▶ [Work order] Repeat each record below exactly as given.

▶ [Data supplied]
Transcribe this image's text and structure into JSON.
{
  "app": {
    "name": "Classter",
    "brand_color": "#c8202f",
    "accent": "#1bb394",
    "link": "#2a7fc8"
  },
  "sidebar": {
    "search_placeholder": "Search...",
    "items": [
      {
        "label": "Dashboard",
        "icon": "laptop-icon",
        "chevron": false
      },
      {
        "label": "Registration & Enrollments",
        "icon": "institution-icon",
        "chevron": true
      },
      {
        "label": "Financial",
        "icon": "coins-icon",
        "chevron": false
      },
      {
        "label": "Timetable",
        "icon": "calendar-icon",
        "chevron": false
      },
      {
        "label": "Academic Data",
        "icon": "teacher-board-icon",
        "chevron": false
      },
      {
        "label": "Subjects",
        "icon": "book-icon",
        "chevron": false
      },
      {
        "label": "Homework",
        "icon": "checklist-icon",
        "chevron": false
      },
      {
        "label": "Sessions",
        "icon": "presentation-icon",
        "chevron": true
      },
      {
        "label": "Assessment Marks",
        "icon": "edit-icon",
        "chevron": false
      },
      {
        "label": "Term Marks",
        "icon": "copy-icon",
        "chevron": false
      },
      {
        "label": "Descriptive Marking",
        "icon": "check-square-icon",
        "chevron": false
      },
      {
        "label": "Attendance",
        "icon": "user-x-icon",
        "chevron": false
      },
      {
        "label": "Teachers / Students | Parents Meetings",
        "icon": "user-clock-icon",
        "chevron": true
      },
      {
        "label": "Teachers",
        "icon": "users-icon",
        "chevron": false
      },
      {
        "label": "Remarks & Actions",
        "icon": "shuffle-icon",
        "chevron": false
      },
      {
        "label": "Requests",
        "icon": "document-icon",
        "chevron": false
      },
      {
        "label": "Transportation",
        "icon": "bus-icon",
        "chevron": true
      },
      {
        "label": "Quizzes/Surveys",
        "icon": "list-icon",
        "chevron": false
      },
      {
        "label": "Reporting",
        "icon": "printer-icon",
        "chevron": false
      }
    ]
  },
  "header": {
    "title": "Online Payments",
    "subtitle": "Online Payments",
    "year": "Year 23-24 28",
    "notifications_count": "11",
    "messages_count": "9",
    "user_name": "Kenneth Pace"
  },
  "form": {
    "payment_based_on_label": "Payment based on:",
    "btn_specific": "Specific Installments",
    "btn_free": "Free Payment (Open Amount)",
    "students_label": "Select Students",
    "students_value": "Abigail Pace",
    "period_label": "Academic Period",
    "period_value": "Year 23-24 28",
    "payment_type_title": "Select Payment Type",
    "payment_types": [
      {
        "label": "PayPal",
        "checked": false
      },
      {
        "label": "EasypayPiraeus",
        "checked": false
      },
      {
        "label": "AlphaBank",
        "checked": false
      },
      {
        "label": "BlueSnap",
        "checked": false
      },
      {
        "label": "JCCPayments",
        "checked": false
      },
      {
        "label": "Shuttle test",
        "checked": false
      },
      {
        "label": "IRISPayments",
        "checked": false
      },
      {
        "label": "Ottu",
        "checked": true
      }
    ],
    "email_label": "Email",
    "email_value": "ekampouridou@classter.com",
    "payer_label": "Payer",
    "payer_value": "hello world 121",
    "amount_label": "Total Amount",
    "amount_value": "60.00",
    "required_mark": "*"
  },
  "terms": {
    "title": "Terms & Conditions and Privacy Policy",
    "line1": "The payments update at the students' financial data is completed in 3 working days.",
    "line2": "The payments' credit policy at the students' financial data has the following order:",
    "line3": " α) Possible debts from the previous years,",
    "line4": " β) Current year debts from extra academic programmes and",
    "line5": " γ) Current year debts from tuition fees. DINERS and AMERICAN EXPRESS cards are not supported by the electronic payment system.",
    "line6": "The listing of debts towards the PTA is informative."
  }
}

▶ [Response to this exercise]
Transcribe this image's text and structure into JSON.
{
  "app": {
    "name": "Classter",
    "brand_color": "#c8202f",
    "accent": "#1bb394",
    "link": "#2a7fc8"
  },
  "sidebar": {
    "search_placeholder": "Search...",
    "items": [
      {
        "label": "Dashboard",
        "icon": "laptop-icon",
        "chevron": false
      },
      {
        "label": "Registration & Enrollments",
        "icon": "institution-icon",
        "chevron": true
      },
      {
        "label": "Financial",
        "icon": "coins-icon",
        "chevron": false
      },
      {
        "label": "Timetable",
        "icon": "calendar-icon",
        "chevron": false
      },
      {
        "label": "Academic Data",
        "icon": "teacher-board-icon",
        "chevron": false
      },
      {
        "label": "Subjects",
        "icon": "book-icon",
        "chevron": false
      },
      {
        "label": "Homework",
        "icon": "checklist-icon",
        "chevron": false
      },
      {
        "label": "Sessions",
        "icon": "presentation-icon",
        "chevron": true
      },
      {
        "label": "Assessment Marks",
        "icon": "edit-icon",
        "chevron": false
      },
      {
        "label": "Term Marks",
        "icon": "copy-icon",
        "chevron": false
      },
      {
        "label": "Descriptive Marking",
        "icon": "check-square-icon",
        "chevron": false
      },
      {
        "label": "Attendance",
        "icon": "user-x-icon",
        "chevron": false
      },
      {
        "label": "Teachers / Students | Parents Meetings",
        "icon": "user-clock-icon",
        "chevron": true
      },
      {
        "label": "Teachers",
        "icon": "users-icon",
        "chevron": false
      },
      {
        "label": "Remarks & Actions",
        "icon": "shuffle-icon",
        "chevron": false
      },
      {
        "label": "Requests",
        "icon": "document-icon",
        "chevron": false
      },
      {
        "label": "Transportation",
        "icon": "bus-icon",
        "chevron": true
      },
      {
        "label": "Quizzes/Surveys",
        "icon": "list-icon",
        "chevron": false
      },
      {
        "label": "Reporting",
        "icon": "printer-icon",
        "chevron": false
      }
    ]
  },
  "header": {
    "title": "Online Payments",
    "subtitle": "Online Payments",
    "year": "Year 23-24 28",
    "notifications_count": "11",
    "messages_count": "9",
    "user_name": "Kenneth Pace"
  },
  "form": {
    "payment_based_on_label": "Payment based on:",
    "btn_specific": "Specific Installments",
    "btn_free": "Free Payment (Open Amount)",
    "students_label": "Select Students",
    "students_value": "Abigail Pace",
    "period_label": "Academic Period",
    "period_value": "Year 23-24 28",
    "payment_type_title": "Select Payment Type",
    "payment_types": [
      {
        "label": "PayPal",
        "checked": false
      },
      {
        "label": "EasypayPiraeus",
        "checked": false
      },
      {
        "label": "AlphaBank",
        "checked": false
      },
      {
        "label": "BlueSnap",
        "checked": false
      },
      {
        "label": "JCCPayments",
        "checked": false
      },
      {
        "label": "Shuttle test",
        "checked": false
      },
      {
        "label": "IRISPayments",
        "checked": false
      },
      {
        "label": "Ottu",
        "checked": true
      }
    ],
    "email_label": "Email",
    "email_value": "ekampouridou@classter.com",
    "payer_label": "Payer",
    "payer_value": "hello world 121",
    "amount_label": "Total Amount",
    "amount_value": "60.00",
    "required_mark": "*"
  },
  "terms": {
    "title": "Terms & Conditions and Privacy Policy",
    "line1": "The payments update at the students' financial data is completed in 3 working days.",
    "line2": "The payments' credit policy at the students' financial data has the following order:",
    "line3": " α) Possible debts from the previous years,",
    "line4": " β) Current year debts from extra academic programmes and",
    "line5": " γ) Current year debts from tuition fees. DINERS and AMERICAN EXPRESS cards are not supported by the electronic payment system.",
    "line6": "The listing of debts towards the PTA is informative."
  }
}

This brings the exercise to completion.